-------- Data supplied
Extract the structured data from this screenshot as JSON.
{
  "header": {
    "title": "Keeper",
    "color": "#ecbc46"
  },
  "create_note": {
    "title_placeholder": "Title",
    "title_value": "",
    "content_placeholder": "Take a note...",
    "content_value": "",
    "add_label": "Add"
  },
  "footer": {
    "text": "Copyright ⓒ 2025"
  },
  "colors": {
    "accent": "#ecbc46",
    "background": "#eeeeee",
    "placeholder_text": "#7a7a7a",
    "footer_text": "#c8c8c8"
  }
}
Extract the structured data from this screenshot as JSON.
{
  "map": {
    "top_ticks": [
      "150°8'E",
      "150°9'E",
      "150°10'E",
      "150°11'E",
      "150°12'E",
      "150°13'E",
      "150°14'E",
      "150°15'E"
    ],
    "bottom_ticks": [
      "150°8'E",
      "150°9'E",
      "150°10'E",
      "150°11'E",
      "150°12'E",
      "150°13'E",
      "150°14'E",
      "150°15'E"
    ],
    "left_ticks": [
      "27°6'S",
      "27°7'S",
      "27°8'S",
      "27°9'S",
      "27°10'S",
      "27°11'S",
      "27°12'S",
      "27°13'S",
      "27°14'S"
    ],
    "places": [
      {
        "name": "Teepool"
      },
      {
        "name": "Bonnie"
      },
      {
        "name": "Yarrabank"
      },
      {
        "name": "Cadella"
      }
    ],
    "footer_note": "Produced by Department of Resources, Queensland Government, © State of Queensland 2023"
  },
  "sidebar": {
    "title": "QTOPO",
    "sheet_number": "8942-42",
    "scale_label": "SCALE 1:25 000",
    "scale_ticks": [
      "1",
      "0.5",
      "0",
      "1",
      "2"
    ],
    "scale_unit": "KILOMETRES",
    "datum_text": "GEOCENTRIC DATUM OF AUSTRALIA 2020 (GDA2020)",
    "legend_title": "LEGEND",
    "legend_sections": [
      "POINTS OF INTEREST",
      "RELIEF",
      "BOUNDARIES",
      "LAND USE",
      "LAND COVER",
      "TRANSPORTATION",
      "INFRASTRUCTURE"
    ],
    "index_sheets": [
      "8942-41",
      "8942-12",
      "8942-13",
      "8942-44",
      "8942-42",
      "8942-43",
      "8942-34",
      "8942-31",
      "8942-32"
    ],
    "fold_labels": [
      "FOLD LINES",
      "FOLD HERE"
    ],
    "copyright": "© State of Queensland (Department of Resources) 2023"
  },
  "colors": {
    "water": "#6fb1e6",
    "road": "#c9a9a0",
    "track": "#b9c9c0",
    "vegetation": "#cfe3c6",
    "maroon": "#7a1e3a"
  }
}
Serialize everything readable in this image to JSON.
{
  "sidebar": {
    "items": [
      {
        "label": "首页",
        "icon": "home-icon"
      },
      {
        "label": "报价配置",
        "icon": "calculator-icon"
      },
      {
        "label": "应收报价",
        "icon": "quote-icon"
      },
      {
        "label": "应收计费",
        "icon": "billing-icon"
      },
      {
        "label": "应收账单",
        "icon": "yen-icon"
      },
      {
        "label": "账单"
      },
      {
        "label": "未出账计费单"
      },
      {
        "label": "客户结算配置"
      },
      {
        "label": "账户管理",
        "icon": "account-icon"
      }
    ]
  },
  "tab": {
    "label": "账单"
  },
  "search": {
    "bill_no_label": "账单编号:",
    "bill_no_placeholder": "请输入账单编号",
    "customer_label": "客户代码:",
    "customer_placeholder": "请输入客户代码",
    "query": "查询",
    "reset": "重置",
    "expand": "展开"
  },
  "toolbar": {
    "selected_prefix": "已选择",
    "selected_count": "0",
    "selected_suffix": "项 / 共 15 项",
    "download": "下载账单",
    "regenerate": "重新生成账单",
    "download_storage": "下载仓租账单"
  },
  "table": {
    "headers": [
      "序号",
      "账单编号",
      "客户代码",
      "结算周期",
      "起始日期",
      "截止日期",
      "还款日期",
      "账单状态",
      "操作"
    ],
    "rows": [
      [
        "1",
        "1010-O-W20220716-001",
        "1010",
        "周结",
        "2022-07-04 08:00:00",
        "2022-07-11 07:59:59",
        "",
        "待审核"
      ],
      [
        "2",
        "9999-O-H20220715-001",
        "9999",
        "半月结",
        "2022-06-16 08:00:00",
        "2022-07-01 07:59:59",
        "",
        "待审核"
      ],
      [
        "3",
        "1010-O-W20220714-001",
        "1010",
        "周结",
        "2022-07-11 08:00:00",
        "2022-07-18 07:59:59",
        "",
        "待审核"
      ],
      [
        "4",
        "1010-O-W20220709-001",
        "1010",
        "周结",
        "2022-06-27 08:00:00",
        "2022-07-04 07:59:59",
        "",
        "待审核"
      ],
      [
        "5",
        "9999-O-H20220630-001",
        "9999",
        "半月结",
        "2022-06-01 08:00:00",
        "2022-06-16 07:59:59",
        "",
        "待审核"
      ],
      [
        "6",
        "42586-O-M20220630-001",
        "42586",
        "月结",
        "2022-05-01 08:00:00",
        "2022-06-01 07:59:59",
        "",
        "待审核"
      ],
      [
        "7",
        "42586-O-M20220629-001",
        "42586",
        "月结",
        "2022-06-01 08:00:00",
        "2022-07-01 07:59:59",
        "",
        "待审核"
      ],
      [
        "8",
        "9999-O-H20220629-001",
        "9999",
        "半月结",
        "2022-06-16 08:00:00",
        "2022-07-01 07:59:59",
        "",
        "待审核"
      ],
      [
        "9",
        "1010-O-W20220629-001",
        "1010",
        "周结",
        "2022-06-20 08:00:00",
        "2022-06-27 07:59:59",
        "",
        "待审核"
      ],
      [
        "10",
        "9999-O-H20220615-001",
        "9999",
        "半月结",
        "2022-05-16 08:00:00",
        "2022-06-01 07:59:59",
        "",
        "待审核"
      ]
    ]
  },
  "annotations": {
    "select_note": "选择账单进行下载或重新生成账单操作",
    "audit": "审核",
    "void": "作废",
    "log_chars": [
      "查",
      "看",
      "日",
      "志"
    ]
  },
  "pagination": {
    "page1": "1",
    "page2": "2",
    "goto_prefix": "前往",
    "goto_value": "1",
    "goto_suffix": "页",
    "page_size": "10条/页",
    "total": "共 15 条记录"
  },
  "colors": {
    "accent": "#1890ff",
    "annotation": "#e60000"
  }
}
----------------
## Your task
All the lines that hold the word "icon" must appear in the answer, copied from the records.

## Response area
        "icon": "home-icon"
        "icon": "calculator-icon"
        "icon": "quote-icon"
        "icon": "billing-icon"
        "icon": "yen-icon"
        "icon": "account-icon"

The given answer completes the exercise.